Numerous conflicting reports about the EFF’s possible coalition plans have been circulating on Tuesday ahead of its announcement on Wednesday afternoon in Alexandra. The ANC had already confirmed that they were turned down, while the DA reportedly remained hopeful that a memorandum of understanding could still be signed on Tuesday night.
Political analyst Ralph Mathekga told The Citizen that both the DA and EFF would use their media briefings to defend their positions.
“Both would want to secure victory,” Mathekga said. “But they reality is they are equally stranded in no man’s land.”
Constitutional law expert Pierre de Vos writing in his blog Constitutionally Speaking says if no party wins an outright majority of seats on a council and no coalition is formed in an executive mayoral system, it would render the council extremely unstable.

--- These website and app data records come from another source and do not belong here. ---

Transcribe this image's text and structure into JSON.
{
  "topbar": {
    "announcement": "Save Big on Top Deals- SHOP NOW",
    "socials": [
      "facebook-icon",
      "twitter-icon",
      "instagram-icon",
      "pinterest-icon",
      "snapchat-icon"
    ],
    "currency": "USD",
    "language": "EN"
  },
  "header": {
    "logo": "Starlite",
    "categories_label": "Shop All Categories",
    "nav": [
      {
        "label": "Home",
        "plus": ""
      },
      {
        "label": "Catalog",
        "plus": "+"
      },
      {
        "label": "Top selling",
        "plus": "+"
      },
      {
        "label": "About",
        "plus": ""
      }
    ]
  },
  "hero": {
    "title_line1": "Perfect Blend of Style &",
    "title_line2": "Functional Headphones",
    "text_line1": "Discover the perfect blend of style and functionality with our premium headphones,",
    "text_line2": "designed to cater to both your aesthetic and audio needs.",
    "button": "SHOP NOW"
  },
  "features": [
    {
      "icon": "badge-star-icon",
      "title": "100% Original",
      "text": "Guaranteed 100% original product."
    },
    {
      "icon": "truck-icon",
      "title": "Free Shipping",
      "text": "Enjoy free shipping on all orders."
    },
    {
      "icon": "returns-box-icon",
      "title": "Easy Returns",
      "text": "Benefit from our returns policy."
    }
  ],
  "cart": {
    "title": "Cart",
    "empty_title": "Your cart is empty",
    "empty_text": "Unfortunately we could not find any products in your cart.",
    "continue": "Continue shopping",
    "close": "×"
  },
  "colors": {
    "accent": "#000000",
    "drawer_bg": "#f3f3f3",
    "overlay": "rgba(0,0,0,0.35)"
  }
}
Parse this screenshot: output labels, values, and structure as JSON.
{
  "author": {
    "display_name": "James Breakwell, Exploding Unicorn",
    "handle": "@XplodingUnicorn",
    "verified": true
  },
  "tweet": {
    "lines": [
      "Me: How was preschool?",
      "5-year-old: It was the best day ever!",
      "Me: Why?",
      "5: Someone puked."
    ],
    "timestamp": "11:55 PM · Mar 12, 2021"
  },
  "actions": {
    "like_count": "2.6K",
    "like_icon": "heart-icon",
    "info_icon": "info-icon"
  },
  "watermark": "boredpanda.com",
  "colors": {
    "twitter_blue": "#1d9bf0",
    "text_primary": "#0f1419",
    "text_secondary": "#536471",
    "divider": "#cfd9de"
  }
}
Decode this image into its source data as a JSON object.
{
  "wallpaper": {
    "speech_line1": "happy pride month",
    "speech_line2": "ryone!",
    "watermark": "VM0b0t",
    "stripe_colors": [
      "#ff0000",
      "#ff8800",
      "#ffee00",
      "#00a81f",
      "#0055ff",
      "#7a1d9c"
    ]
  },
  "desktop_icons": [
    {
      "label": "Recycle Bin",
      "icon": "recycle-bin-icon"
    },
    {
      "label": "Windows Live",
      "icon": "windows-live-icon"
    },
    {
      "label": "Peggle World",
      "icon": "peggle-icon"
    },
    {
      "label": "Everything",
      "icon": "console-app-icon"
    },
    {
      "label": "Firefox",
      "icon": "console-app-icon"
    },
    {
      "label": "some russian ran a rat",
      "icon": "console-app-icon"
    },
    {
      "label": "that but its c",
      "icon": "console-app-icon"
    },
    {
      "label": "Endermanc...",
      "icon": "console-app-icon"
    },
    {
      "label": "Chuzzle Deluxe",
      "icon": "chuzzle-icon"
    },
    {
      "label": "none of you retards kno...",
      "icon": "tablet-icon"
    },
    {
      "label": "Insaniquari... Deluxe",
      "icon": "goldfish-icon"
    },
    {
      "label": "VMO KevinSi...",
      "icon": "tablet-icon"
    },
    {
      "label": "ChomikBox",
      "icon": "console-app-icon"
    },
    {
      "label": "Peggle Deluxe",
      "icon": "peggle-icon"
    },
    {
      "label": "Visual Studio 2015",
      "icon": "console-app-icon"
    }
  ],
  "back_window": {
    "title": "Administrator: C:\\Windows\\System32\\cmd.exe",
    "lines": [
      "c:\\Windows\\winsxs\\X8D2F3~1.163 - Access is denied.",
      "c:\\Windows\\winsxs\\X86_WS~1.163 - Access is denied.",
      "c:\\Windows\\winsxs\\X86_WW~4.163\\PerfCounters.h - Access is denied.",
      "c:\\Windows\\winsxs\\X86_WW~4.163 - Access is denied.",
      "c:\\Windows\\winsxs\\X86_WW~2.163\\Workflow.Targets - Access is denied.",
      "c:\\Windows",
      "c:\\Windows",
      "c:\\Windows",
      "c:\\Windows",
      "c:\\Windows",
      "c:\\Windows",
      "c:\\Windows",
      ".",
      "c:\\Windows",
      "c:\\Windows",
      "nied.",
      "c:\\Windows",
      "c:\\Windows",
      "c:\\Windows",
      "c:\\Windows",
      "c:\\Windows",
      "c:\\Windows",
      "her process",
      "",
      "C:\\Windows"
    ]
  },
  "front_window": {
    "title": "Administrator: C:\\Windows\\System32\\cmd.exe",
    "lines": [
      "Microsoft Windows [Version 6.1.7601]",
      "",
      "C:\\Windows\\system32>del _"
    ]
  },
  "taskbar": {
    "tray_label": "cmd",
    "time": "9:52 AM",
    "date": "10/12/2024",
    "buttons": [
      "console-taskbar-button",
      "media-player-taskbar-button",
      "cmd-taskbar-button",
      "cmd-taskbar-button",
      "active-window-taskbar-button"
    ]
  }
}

“This is so because the executive mayor and his or her mayoral committee elected in such an arrangement will depend on the support of other parties who would be able to remove the mayor and mayoral committee (or could threaten to do so) whenever it disagrees with anything the mayor and his or her mayoral committee has decided,” De Vos says.
“As an executive mayor and a mayoral committee have extensive powers to run a municipality, it will usually be in the interest of smaller parties to form a coalition with one of the large parties, as this will give them more direct say in the governing of the municipality. “
However, such a move, says De Vos, may be politically fraught as the supporters of a smaller party might feel betrayed by their party forming a coalition with another party whose values are too different from their own.”
The EFF held its central command team meeting – the highest decision making body in between conferences– on Monday night to make a final decision on coalition governments.
The DA’s Johannesburg mayoral candidate, Herman Mashaba, told The Citizen yesterday that he was in the dark about the coalition negotiations.
“Negotiations are handled at national level,” Mashaba said. “Once the negotiations are announced, we will know where we stand. At this point, we are the second-biggest political party in the [Johannesburg] council.”
DA national spokesperson Phumzile Van Damme declined to comment, saying: “My brother, wait until tomorrow. I can’t tell you anything.”
In Ekurhuleni, the ANC seems to have clinched a deal with the African Independent Congress and the Patriotic Alliance.
When approached for comment, Ekurhuleni mayoral candidate and ANC regional chairperson in Ekurhuleni Mzwandile Masina would only say negotiations were still at a “sensitive level”.